Later I was pulled into a disciplinary meeting and told that I would no longer be given shifts. In response, a core team of union activists organised an emergency meeting. Eighty percent of workers on the job simultaneously left their desks to go to the emergency meeting. There was widespread outrage that someone could be sacked for reading at their desk – something we all do. The feeling was that if this could happen to one of us, it could happen to any of us, so it was important that we collectively took a stand.
Our campaign was successful. The management backed off and we saved my job. Now, another call centre has started its own campaign to read. As per our tradition, we sent them a solidarity photo to spur them on.
We’ve now got a team of delegates at our call centre. We were some of the youngest members of the NUW contingent at the recent Change the Rules rally.
To build on our success, there is a plan in the works to start an industry-wide newsletter to spread the word about our campaign and to help improve working conditions across the industry.
There has been a vigorous argument over the direction of the National Tertiary Education Union (NTEU) industrial campaign at Sydney University this year. Most recently, those who have been reluctant to argue and organise seriously for frequent enough and long enough strikes are now leading the charge for a “smarter” strategy of administration bans.
In late August, around 50 union members at Knauf plasterboard held a meeting in their Melbourne factory to discuss recent EBA negotiations, which had begun a few months earlier. A new HR manager insisted on attending the meeting and wasted people’s time explaining the wonderful job that company management had done taking care of the workers, in particular their recent and significant safety concerns. As he spoke, one after another the workers turned their backs on him. Soon, they began challenging the manager about a worker who had just been sacked.
Minoo Jalali was among those who resisted Ayatollah Khomeini’s rise to power in Iran. In the early months of 1979, she joined a mass women’s protest against the compulsory wearing of the hijab in public. “That revolution was inevitable”, Jalali recounted 40 years later in an interview with the Canadian Broadcasting Corporation. “Nobody could have really stopped the force of it. We hoped that we could steer it [but] we were wrong. And the clergy hijacked it ... and deceived many people.”
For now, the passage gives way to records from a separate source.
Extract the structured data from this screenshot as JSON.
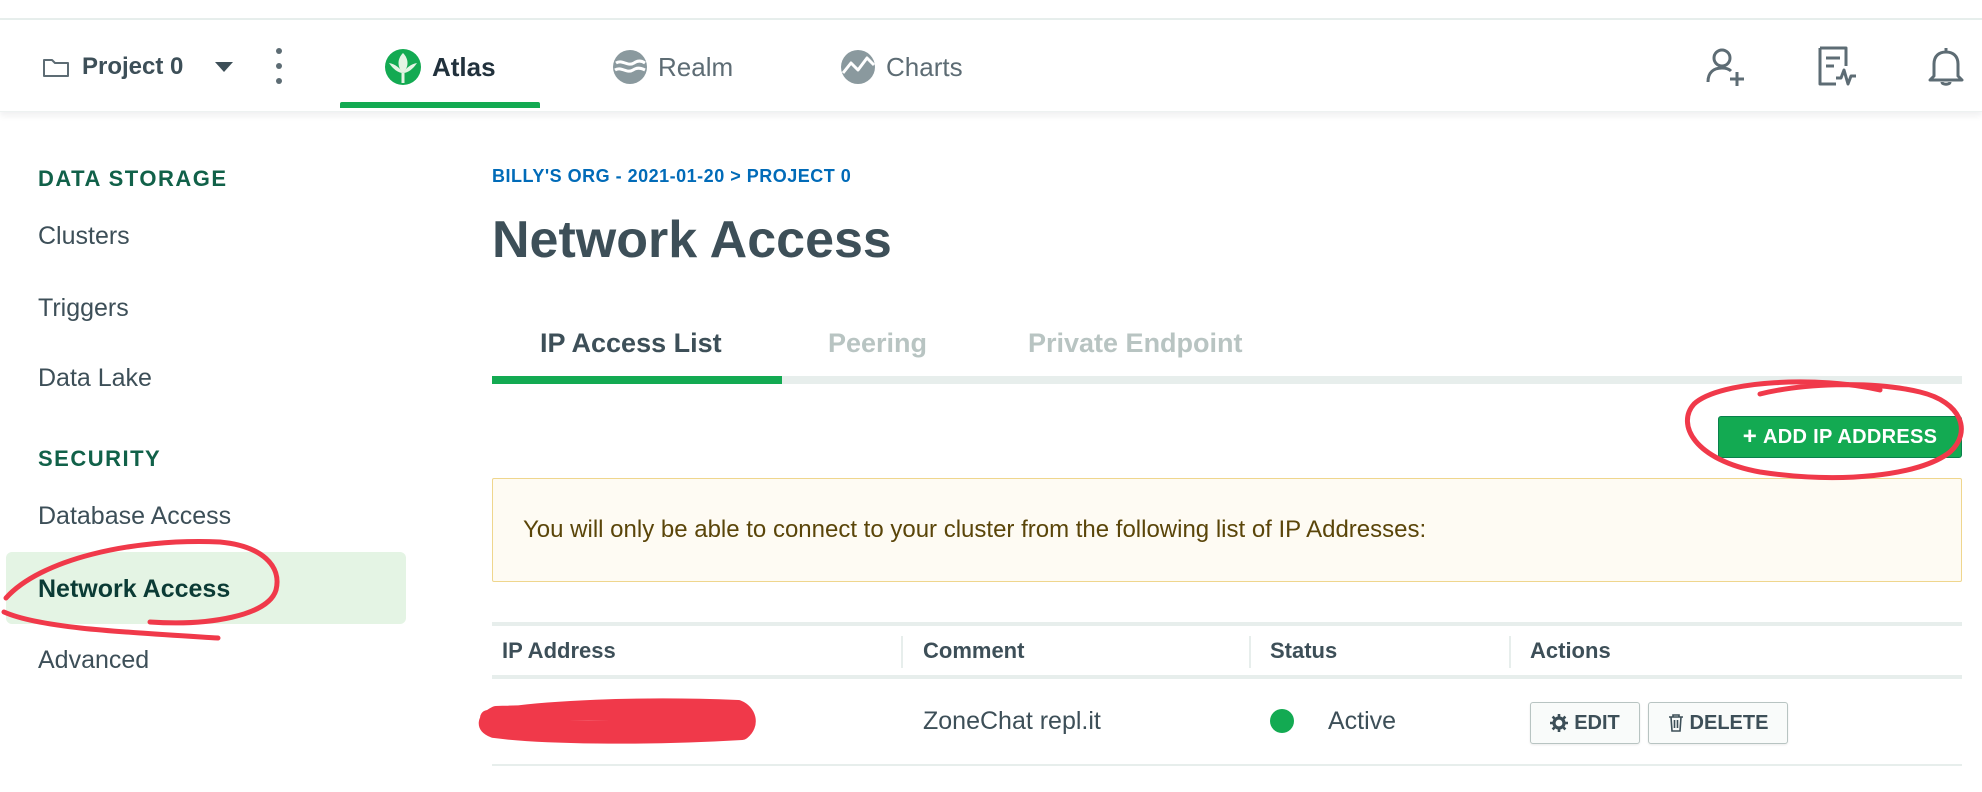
{
  "header": {
    "project_name": "Project 0",
    "nav": [
      {
        "label": "Atlas",
        "active": true
      },
      {
        "label": "Realm",
        "active": false
      },
      {
        "label": "Charts",
        "active": false
      }
    ],
    "icons": [
      "folder-icon",
      "chevron-down-icon",
      "kebab-menu-icon",
      "atlas-leaf-icon",
      "realm-icon",
      "charts-icon",
      "invite-user-icon",
      "activity-feed-icon",
      "bell-icon"
    ]
  },
  "sidebar": {
    "sections": [
      {
        "heading": "DATA STORAGE",
        "items": [
          "Clusters",
          "Triggers",
          "Data Lake"
        ]
      },
      {
        "heading": "SECURITY",
        "items": [
          "Database Access",
          "Network Access",
          "Advanced"
        ]
      }
    ],
    "active_item": "Network Access"
  },
  "main": {
    "breadcrumb": "BILLY'S ORG - 2021-01-20 > PROJECT 0",
    "title": "Network Access",
    "tabs": [
      {
        "label": "IP Access List",
        "active": true
      },
      {
        "label": "Peering",
        "active": false
      },
      {
        "label": "Private Endpoint",
        "active": false
      }
    ],
    "add_button": "ADD IP ADDRESS",
    "banner": "You will only be able to connect to your cluster from the following list of IP Addresses:",
    "table": {
      "columns": [
        "IP Address",
        "Comment",
        "Status",
        "Actions"
      ],
      "rows": [
        {
          "ip": "",
          "comment": "ZoneChat repl.it",
          "status": "Active",
          "actions": [
            "EDIT",
            "DELETE"
          ]
        }
      ]
    }
  },
  "colors": {
    "accent_green": "#13aa52",
    "sidebar_heading": "#116149",
    "breadcrumb_blue": "#016bb8",
    "annotation_red": "#f0394a",
    "banner_bg": "#fefbf3"
  }
}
Protests and riots have spread across Iran after a 22-year-old Kurdish woman, Mahsa Amini, was murdered by the morality police. Amini was visiting the capital, Tehran, on 13 September when she was arrested for allegedly breaking mandatory veiling laws. Police beat her into a coma and she died three days later. Amini was buried in her hometown of Saqqez.
The international working-class movement has long been divided between two strategies to win socialism: the reformist and the revolutionary.
Revolutionary Marxists argue that socialism is possible only if the working class leads a revolution. So why organise among students?